Original poster: "Dr. Resonance" <resonance-at-jvlnet-dot-com> 

Your assumption is correct --- they are built differently.  The difference
is a Maxwell trade secret that they will not reveal.

Dr. Resonance
 > "If a HV pulse cap is not rated for high % voltage reversals, there is
 > significant corona formation at the edge of the foils.  This corona and
 > surface tracking begin to heat up the local dielectric area (di/dt) and
 > will
 > eventually produce enough heat to begin melting through the dielectric.
 > Dielectric breakdown at the edge of the foil is the number one killer of
 > HV
 > pulse duty caps (according to Maxwell Sr. Engineer Bob Cooper).  Second
 > on
 > the list are small voids in the dielectric material, which also produce
 > corona in the voids due to the different dielectric constant in the void
 > material, and, again, leading to local intense heating effects that
 > damage
 > the dielectric.
 > Pulse caps not rated for high voltage reversals literally "can't take
 > the
 > heat".
 > Dr. Resonance"
 > I understand the breakdown phenomena and also the problem with corona
 > in voids under AC operation, but don't understand how the construction
 > of the "high voltage reversal" capacitors differs from the "low voltage
 > reversal" ones.  Are they built differently or just screened?  When I
 > was at Hughes Aircraft we had a group building special capacitors for
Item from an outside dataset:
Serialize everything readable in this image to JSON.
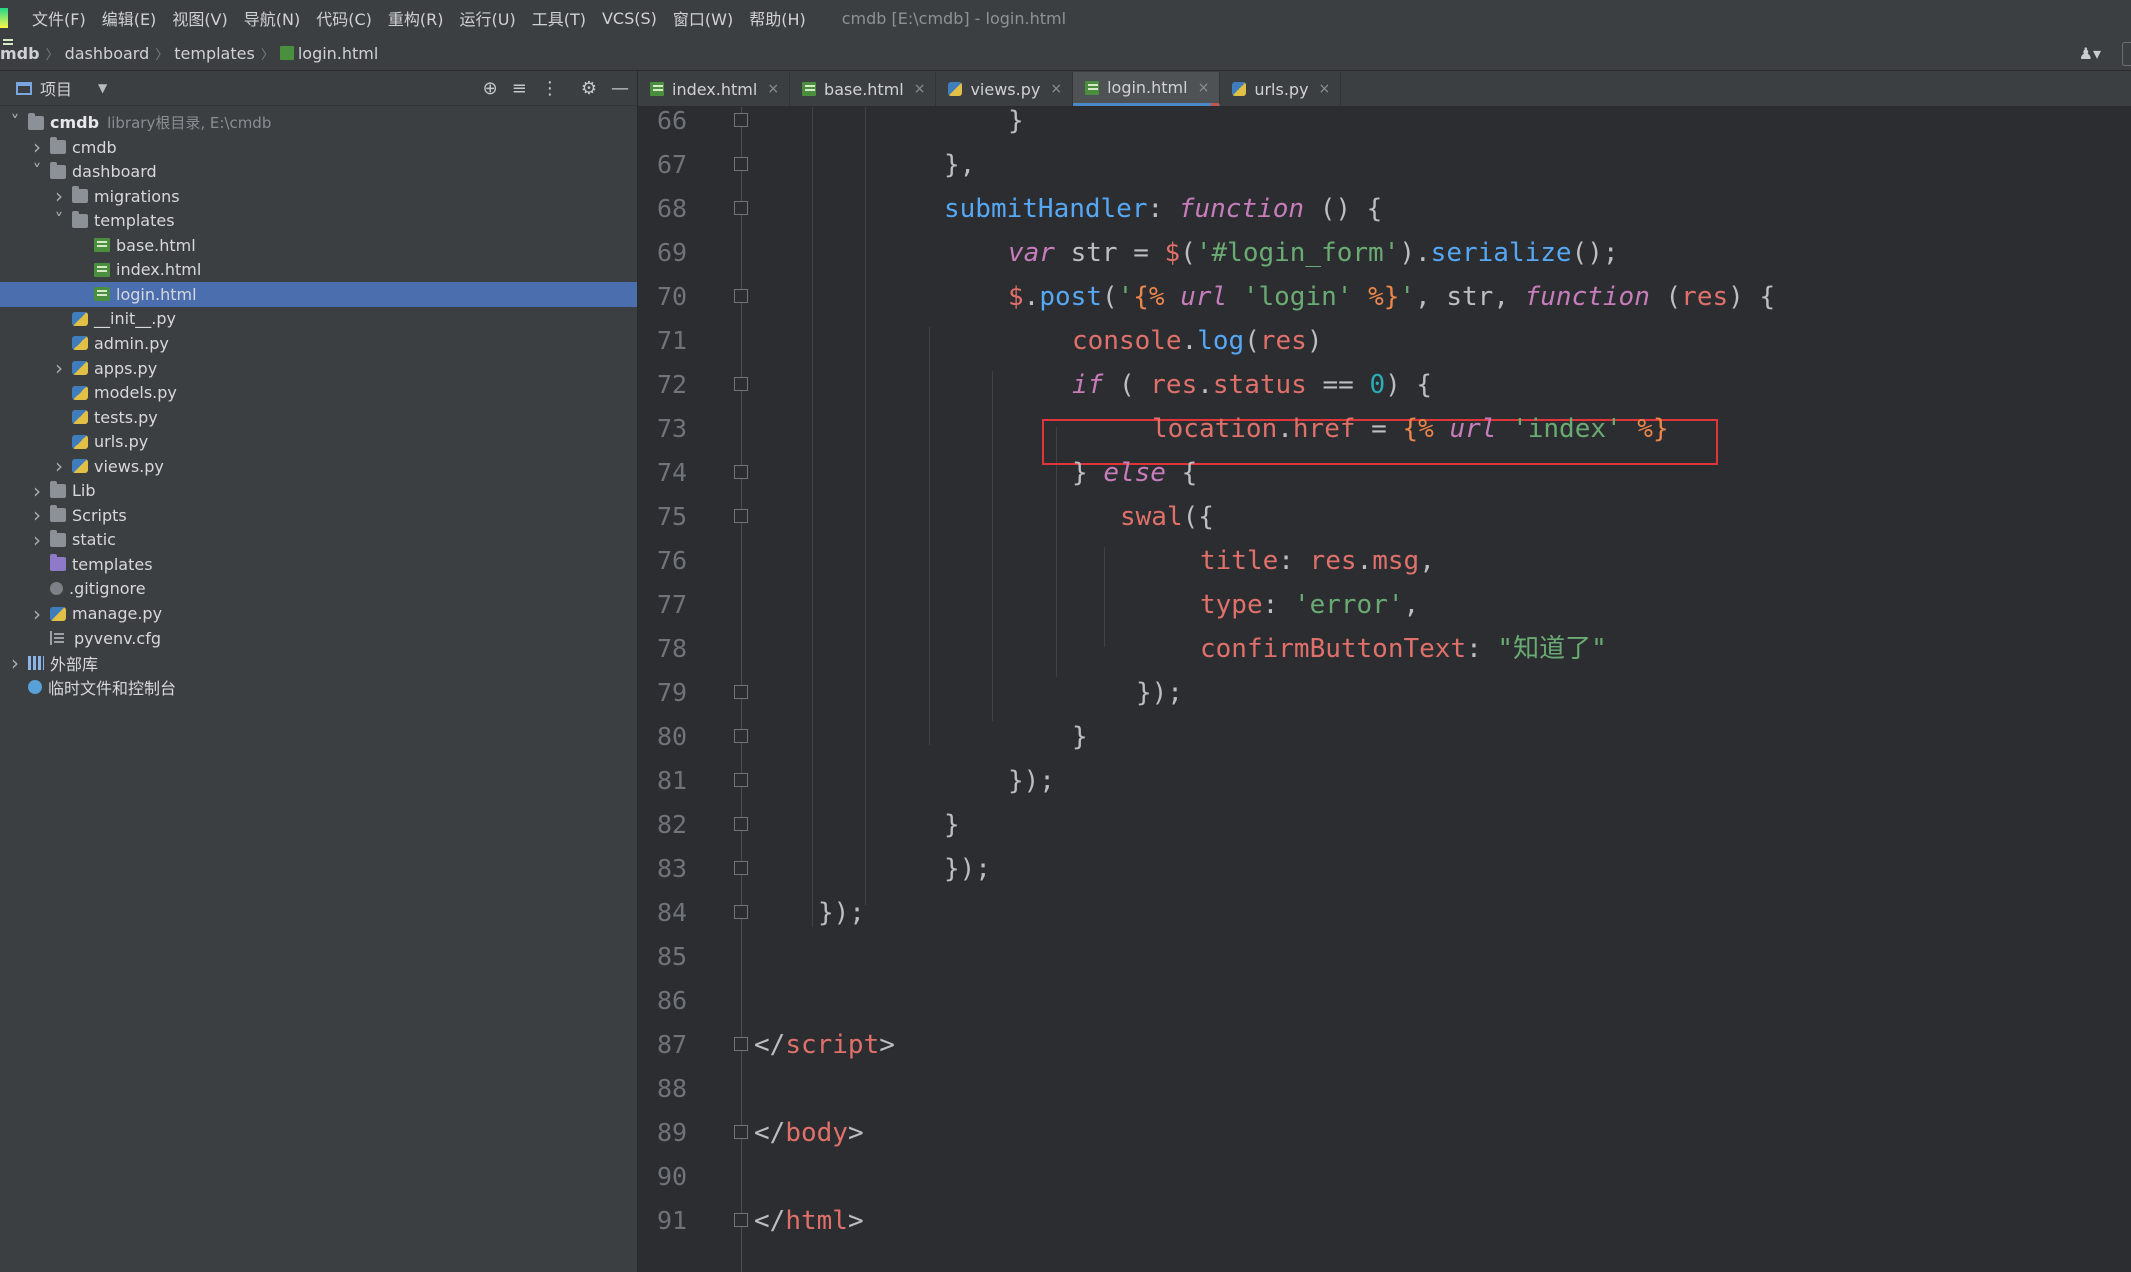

 > radar modulator pulse-forming networks (where dV/dT can exceed 10^7
 > volts/sec and operation is at several thousand pps) and they used to
 > screen capacitors after construction by applying a high AC voltage and
 > listening for radio noise as a symptom of corona in unfilled voids.  In
 > this case they were pitched out because the construction techniques
 > including vacuum impregnation were the best they knew about.  Does
 > Maxwell do something like this but salvages the rejects by issuing them
 > under a different part number?
 > Ed